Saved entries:
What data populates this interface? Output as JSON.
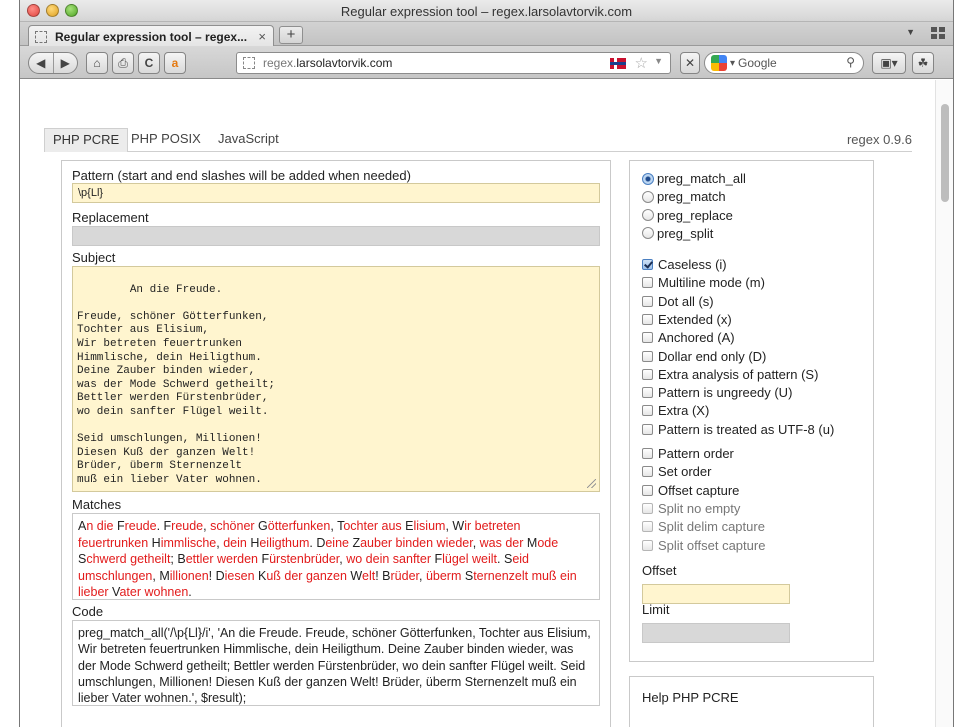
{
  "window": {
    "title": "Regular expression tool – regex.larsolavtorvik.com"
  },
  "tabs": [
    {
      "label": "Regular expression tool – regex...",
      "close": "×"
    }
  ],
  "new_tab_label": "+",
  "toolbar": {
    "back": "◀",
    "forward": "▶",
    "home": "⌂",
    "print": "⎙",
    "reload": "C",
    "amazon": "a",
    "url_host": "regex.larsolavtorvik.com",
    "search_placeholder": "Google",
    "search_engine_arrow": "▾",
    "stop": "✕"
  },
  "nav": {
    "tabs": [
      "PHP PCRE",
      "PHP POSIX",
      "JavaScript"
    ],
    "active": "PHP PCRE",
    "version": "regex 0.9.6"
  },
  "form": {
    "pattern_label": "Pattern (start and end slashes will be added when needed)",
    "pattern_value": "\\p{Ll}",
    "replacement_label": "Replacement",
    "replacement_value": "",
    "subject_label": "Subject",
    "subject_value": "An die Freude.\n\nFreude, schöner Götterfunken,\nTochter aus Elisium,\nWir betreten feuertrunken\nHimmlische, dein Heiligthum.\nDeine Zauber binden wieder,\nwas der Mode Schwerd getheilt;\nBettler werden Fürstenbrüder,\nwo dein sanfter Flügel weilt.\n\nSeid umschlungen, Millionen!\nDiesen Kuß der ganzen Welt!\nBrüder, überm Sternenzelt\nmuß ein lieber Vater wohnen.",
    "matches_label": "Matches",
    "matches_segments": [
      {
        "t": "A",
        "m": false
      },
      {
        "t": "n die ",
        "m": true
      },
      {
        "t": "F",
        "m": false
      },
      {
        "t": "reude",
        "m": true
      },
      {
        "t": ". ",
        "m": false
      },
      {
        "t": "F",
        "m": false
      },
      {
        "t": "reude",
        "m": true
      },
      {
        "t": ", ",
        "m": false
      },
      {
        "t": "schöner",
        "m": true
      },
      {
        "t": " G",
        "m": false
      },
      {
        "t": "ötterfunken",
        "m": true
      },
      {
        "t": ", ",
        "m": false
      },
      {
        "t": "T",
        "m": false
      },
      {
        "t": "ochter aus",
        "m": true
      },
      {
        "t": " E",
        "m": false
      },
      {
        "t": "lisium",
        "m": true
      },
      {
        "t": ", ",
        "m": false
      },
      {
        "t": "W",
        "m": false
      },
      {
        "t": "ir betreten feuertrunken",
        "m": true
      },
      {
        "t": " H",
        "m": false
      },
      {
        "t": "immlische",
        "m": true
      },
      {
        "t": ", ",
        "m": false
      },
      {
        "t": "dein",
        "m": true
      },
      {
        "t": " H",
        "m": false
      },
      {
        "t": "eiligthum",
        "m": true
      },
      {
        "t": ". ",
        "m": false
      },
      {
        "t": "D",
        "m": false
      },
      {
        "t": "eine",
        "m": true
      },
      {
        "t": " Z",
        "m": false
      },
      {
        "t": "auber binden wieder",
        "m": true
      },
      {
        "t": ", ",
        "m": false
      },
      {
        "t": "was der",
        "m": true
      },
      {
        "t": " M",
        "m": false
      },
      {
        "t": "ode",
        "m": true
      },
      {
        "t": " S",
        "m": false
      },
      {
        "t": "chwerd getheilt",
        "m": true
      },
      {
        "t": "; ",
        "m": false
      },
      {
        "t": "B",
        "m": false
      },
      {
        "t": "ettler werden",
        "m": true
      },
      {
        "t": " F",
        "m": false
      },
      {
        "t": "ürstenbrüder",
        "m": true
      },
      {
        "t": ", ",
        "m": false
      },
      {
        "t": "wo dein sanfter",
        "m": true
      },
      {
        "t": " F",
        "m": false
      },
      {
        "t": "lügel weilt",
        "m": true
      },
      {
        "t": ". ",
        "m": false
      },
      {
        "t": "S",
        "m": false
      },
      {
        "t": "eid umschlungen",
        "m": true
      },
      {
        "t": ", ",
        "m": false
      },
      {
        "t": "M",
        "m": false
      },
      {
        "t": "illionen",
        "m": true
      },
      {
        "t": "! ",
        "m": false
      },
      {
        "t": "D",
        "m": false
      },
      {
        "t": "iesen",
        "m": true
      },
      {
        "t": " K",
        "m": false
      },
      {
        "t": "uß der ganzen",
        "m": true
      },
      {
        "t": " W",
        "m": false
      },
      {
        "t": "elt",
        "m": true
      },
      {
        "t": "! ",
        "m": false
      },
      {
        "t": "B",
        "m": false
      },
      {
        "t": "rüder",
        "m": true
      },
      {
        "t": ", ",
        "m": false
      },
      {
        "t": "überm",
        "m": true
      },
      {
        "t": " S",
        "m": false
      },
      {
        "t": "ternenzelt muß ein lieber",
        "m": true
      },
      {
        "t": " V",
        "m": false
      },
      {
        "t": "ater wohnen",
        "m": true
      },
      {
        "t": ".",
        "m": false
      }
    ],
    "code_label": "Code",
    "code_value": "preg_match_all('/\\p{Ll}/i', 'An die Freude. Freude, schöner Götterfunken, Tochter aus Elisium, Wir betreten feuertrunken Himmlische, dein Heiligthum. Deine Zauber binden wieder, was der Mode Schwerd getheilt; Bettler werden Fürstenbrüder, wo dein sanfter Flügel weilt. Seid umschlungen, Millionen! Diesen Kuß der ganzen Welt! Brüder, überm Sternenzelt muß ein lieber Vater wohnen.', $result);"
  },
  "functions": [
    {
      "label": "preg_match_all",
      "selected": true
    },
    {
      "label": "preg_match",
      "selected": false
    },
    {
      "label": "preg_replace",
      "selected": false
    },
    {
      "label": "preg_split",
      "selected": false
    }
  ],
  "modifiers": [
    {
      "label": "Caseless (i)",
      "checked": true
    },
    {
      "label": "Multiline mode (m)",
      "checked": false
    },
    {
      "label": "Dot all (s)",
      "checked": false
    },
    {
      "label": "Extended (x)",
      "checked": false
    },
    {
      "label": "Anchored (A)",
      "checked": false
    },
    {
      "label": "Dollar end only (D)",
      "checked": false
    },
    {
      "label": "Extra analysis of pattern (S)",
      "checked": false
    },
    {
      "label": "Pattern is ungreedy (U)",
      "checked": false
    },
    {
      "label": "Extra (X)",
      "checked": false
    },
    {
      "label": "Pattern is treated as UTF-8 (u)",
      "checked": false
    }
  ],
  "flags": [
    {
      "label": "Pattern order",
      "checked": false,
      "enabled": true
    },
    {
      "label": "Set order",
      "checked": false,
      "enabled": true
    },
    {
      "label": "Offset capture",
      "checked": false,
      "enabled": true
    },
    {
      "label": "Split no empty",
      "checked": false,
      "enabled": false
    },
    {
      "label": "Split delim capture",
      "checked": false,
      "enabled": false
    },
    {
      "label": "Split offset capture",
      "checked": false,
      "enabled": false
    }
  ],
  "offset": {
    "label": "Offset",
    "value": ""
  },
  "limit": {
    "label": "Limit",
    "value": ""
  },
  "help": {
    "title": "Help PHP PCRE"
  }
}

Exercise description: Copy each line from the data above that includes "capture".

Task answer:
      "label": "Offset capture",
      "label": "Split delim capture",
      "label": "Split offset capture",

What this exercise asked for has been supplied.